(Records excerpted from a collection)

* * * *

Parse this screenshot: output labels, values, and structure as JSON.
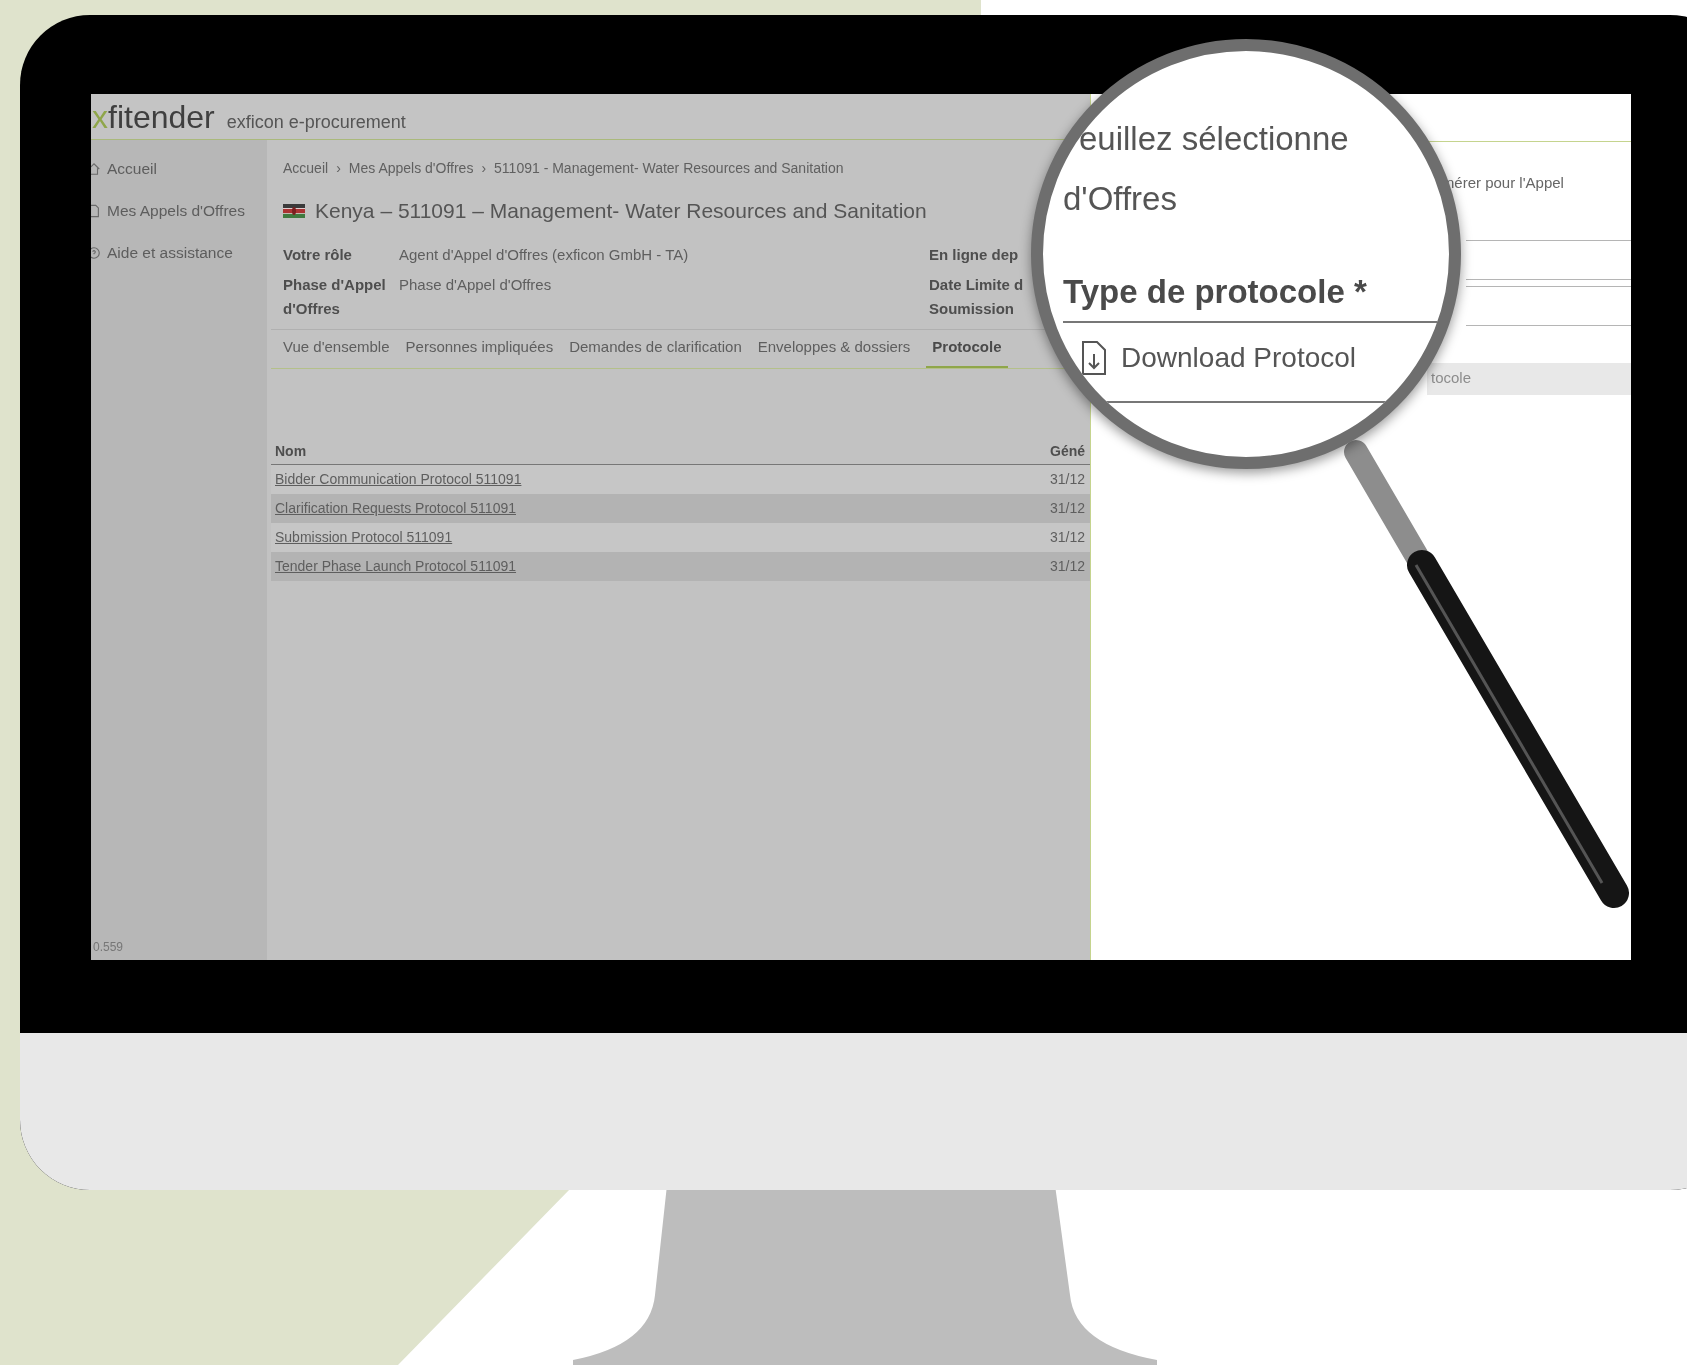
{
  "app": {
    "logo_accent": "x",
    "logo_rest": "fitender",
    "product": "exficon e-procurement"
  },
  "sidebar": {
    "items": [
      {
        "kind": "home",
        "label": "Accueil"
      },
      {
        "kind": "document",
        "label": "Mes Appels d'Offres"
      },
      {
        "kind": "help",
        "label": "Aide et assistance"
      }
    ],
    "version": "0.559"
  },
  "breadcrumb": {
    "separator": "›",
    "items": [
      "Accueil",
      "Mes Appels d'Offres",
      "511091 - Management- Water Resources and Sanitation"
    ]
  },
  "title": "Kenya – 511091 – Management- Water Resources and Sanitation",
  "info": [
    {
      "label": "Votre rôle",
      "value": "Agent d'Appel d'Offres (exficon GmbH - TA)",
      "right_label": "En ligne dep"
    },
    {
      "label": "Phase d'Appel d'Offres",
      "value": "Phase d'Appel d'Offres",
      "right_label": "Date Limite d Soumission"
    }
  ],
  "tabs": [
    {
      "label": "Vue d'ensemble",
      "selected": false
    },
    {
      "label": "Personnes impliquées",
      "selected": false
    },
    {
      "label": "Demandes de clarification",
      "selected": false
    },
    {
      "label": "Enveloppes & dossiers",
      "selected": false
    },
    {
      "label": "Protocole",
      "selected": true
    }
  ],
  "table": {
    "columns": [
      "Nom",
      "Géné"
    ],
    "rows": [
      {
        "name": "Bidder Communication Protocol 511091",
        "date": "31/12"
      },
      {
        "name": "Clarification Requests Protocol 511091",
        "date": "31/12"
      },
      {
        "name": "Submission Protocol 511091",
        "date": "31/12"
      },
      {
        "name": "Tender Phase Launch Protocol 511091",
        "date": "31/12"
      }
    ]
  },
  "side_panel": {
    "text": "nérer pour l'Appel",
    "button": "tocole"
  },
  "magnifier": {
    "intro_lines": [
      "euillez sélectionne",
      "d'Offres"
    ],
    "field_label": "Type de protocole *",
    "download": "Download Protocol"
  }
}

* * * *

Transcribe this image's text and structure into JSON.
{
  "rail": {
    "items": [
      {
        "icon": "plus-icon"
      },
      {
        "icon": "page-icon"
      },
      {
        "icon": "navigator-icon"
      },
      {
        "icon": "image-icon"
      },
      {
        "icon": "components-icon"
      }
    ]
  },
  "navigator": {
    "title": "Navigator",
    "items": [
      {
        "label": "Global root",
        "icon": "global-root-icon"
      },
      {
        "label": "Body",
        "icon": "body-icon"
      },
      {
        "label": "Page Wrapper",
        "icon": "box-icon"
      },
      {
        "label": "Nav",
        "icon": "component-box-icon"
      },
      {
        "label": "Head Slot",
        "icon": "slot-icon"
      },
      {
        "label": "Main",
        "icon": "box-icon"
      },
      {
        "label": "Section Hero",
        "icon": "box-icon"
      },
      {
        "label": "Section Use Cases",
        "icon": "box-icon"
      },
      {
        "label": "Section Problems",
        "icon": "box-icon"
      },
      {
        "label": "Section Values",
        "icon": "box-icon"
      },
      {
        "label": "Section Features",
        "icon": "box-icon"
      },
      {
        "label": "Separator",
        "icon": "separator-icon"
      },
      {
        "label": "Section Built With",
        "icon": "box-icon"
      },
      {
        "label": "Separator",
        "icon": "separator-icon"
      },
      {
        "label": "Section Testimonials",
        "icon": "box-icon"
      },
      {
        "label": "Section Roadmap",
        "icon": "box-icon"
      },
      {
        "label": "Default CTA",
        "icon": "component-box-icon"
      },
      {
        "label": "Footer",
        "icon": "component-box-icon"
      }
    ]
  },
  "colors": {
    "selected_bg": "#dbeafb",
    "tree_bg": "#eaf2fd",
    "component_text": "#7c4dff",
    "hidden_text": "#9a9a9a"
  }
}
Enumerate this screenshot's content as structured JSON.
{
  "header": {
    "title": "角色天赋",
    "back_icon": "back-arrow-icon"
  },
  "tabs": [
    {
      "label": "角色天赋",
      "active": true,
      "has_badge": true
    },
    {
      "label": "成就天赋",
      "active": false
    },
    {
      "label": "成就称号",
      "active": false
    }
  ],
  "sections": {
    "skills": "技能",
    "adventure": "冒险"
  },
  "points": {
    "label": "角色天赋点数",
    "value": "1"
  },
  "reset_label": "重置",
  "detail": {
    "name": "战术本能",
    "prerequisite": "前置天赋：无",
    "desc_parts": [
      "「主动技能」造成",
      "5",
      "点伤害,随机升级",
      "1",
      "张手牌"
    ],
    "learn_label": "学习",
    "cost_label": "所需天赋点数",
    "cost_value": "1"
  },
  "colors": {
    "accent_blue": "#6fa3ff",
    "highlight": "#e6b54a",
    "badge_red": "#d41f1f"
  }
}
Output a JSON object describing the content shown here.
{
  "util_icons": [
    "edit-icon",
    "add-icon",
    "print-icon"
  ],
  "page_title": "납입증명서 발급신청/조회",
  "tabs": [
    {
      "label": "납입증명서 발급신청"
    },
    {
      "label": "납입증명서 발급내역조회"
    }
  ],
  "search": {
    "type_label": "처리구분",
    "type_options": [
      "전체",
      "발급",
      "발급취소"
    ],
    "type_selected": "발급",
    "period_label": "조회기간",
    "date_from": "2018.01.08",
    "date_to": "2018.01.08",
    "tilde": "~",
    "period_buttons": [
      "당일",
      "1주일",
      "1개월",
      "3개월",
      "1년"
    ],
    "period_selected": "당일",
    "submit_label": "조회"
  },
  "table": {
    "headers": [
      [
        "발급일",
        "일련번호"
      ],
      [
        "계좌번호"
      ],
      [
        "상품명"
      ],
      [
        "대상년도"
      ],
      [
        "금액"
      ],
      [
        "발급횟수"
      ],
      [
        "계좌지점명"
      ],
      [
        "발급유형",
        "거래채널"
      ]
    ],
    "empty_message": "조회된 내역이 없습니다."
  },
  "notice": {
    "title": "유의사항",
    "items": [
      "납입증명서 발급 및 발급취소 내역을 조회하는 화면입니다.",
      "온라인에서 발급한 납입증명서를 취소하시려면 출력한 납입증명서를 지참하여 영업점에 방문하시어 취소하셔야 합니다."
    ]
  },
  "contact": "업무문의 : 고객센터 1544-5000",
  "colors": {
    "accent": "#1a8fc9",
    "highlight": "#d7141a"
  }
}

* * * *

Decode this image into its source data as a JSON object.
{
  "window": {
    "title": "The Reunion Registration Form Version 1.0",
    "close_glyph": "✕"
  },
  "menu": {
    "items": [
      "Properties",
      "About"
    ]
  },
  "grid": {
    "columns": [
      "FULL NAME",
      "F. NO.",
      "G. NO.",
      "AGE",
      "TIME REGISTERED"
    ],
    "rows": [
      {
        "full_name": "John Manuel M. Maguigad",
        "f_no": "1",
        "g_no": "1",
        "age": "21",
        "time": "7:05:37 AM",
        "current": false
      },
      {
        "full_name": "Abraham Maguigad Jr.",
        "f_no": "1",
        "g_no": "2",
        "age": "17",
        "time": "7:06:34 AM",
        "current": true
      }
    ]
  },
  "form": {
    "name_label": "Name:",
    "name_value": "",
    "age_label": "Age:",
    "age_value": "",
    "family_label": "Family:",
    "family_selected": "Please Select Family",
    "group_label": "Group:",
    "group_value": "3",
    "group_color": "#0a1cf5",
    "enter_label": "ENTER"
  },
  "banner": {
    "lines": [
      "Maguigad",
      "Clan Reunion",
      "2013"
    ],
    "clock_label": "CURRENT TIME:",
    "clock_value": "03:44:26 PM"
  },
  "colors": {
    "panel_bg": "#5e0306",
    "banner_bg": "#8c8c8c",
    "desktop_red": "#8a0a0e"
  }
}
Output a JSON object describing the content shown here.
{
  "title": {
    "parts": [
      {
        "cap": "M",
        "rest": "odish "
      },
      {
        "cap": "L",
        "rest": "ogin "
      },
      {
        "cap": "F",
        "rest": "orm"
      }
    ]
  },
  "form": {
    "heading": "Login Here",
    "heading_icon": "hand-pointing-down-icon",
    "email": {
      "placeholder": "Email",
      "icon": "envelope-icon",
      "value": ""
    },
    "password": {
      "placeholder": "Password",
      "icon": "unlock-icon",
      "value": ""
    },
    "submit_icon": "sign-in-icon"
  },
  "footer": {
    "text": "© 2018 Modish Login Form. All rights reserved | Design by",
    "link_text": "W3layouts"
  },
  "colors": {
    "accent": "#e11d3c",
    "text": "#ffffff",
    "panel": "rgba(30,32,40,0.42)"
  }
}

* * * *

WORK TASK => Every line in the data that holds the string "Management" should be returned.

FINAL ANSWER =>
      "511091 - Management- Water Resources and Sanitation"
  "title": "Kenya – 511091 – Management- Water Resources and Sanitation",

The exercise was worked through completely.